Q. Why not stick to six-month Treasury bills at 5.1%?
A. Treasury bills present a near-term liquidity strategy solution but their yields exhibit high variability over longer cycles due to their correlation to the fed funds rate. This means that investors face reinvestment risk when the instrument comes due. Granted, with the Fed higher for longer, attractive short-end rates will likely persist into 2024. The situation where Treasury bills were purchased at 2% in December 2019 and reinvested at 0% in March 2020 should not be construed as a normal course of events. Should the funds rate trough at the Fed’s 2.5% long-term median dot, we could witness 2-handle T-bill yields as being the low point.
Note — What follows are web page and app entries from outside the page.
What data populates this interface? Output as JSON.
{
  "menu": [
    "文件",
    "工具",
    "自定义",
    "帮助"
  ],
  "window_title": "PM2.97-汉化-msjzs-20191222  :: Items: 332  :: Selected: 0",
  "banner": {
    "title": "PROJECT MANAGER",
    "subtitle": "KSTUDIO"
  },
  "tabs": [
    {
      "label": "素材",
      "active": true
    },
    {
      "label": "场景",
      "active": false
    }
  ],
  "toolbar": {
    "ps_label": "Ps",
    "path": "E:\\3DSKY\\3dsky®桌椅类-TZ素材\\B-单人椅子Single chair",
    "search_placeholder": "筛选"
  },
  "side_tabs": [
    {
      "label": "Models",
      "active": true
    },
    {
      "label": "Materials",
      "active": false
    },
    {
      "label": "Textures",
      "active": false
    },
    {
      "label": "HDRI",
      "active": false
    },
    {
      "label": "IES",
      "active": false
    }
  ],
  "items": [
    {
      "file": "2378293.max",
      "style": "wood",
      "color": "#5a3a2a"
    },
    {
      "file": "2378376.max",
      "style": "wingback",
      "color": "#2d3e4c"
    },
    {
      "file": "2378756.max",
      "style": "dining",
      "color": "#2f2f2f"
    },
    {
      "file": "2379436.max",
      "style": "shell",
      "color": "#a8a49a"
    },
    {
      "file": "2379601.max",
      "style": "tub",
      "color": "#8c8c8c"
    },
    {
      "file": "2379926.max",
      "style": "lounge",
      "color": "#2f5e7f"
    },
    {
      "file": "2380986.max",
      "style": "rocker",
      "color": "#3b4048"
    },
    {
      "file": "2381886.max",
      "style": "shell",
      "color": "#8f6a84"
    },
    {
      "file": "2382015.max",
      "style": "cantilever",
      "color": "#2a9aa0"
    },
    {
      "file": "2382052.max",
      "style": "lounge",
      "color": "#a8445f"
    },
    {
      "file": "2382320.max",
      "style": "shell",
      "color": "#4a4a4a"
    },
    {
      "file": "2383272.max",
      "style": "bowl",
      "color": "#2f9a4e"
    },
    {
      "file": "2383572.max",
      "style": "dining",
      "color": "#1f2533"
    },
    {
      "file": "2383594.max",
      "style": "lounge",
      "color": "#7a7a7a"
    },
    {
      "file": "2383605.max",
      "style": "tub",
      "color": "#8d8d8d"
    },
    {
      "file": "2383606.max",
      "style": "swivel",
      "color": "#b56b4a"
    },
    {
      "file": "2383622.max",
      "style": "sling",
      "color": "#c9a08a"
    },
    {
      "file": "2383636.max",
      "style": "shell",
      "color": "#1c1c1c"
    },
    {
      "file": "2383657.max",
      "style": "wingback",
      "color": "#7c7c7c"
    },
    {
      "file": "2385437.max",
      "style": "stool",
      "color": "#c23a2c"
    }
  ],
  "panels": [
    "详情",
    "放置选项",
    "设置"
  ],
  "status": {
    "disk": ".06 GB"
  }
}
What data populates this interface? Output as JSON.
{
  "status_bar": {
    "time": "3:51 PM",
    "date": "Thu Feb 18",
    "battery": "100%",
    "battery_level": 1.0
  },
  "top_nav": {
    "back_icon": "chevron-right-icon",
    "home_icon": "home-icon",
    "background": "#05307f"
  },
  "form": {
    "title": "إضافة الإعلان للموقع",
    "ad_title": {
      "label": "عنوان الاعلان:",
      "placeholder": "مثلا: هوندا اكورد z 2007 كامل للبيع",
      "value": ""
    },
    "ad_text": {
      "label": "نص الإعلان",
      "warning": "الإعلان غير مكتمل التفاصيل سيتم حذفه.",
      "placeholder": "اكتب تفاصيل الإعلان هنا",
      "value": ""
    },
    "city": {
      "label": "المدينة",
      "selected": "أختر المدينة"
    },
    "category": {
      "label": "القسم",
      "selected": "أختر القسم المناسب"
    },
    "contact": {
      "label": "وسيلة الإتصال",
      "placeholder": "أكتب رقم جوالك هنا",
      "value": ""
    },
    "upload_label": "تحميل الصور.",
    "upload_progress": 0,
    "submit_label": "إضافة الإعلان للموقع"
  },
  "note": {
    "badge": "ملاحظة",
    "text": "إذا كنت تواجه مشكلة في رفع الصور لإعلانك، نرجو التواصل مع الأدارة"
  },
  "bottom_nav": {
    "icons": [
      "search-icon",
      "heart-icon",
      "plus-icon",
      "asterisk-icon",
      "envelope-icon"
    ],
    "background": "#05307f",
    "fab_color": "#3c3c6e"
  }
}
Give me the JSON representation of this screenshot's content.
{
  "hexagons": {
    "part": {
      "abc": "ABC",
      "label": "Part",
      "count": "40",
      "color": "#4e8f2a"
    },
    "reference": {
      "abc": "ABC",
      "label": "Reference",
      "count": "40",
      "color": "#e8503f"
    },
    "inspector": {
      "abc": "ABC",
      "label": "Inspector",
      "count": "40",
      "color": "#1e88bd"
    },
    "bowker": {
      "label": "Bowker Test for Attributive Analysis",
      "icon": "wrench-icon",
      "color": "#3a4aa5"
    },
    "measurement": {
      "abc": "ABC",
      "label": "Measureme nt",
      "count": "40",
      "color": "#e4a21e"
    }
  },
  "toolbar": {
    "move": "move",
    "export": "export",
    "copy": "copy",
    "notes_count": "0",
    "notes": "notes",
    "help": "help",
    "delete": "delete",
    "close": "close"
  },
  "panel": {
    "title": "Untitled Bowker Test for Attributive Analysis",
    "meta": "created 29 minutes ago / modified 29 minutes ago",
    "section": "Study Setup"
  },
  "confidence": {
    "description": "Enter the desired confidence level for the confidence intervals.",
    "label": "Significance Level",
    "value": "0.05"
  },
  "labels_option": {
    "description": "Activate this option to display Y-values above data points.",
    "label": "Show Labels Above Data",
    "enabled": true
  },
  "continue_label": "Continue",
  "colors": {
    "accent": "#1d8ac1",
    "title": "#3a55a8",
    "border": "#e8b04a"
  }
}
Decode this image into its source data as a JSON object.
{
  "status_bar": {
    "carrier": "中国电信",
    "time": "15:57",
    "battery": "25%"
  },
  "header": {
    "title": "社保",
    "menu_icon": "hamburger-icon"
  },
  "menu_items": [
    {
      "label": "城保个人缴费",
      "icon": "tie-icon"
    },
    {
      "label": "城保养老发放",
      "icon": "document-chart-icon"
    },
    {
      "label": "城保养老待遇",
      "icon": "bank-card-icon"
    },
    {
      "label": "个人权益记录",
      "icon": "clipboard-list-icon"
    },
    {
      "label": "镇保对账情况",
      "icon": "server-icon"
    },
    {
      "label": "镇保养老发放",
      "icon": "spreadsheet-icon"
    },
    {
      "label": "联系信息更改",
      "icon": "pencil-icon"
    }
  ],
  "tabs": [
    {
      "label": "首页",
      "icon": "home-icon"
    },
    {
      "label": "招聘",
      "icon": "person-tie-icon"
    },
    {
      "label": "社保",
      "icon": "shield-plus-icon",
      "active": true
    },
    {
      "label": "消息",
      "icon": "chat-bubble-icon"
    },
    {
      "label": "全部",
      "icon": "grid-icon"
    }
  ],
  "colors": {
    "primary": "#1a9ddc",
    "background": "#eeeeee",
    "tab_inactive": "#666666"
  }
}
The second consideration is the timing of Fed monetary policy. The peak of past hiking cycles has provided a good opportunity to lock in duration as intermediate bonds provide price appreciation potential. Third, from a cross-asset portfolio perspective, the short-end provides lower risk carry, but it does not provide the negative correlation to equities that comes with high-quality duration. As CIO has messaged, the short-end can provide the yield, but not the shield.
Q. With inflation declining, how will TIPS fare?
A. TIPS performed poorly in 2022, even with inflation running at very hot levels as real yields rose. Recently, the one-year forward inflation projections have moved substantially higher and TIPS declined by 1.4% in February. This is because real yields moved up and with 10-year real yields near 1.5%, we view them to be more fairly valued, even as disinflation continues. Despite the disinflationary trend, investors may receive the benefit of lower interest rates by year-end, leading to higher prices for TIPS.
Q. What is the historical default rate for investment grade bonds?
A. In the absence of black swan events, corporate bonds rated in the A or BBB categories rarely default. According to an S&P study that spanned 40 years, bonds rated BBB experienced a cumulative default rate of 5.5% over a 15-year timeframe. The more relevant risk for IG corporate bonds stems from credit rating downgrades. S&P’s four-decade study showed that about 7% of BBB’s got downgraded to BB over a three-year period. An additional 2% fell to B, 0.3% to CCC, and 0.9% to default. On the flipside, about 8% of BBB bonds got upgraded. Given these statistics, IG spreads primarily compensate investors for factors such as liquidity and rates volatility over default losses.
Q. Should I extend beyond short maturities in IG?
A. In addition to holding positions on the short end, we also view the current environment as providing a good opportunity to add to the intermediate 7-year sector in IG. The Treasury yield curve remains highly inverted but the corporate IG yield curve is relatively flat. This is because the credit spread curve is upward sloping with 1–3 spreads at 73bps but 7–10 year spreads at 158bps. Since credit stresses increase in occurrence over time, investors demand a higher spread for bonds with longer maturities.
Q. Does this mean that investors should go out as far on the yield curve as they can?
A. No, the spread pickup from 10 to 30 years is relatively flat. In previous work, we have shown that investors can capture the bulk of the performance benefits of the full IG asset class by sticking with intermediate duration of about 7–10 years, which includes 1–10 year bond ladders.
Q. CIO has a least preferred on HY bonds; should I avoid them?
A. HY bonds exhibit a stronger correlation to equities than is the case for higher quality fixed income sectors. HY credit spreads tend to be more vulnerable in cases where risk gets repriced into the marketplace. On a valuation basis, HY spreads are not factoring in more adverse outcomes in terms of economic growth or corporate earnings growth. Our sector preferences are instead focused on the yield that is attainable in IG corporates and agency MBS, where the risk-return profiles are superior. In the case of a growth scare, IG corporate spreads stand to widen less and the sector see more of a duration boost than is the case for HY bonds. But for investors with a higher risk tolerance, and who are willing to endure mark-to market volatility, we see justification for riding out the likely near-term downside risks given HY’s outright yield level. Also of some comfort is the fact that we have not seen the classic buildup of financial excess and leverage since the last default cycle in 2020.
Main contributors: Leslie Falconio and Barry McAlinden
Read the full report Fixed income strategist: Pathway reopens 8 March 2023.
This content is a product of the UBS Chief Investment Office.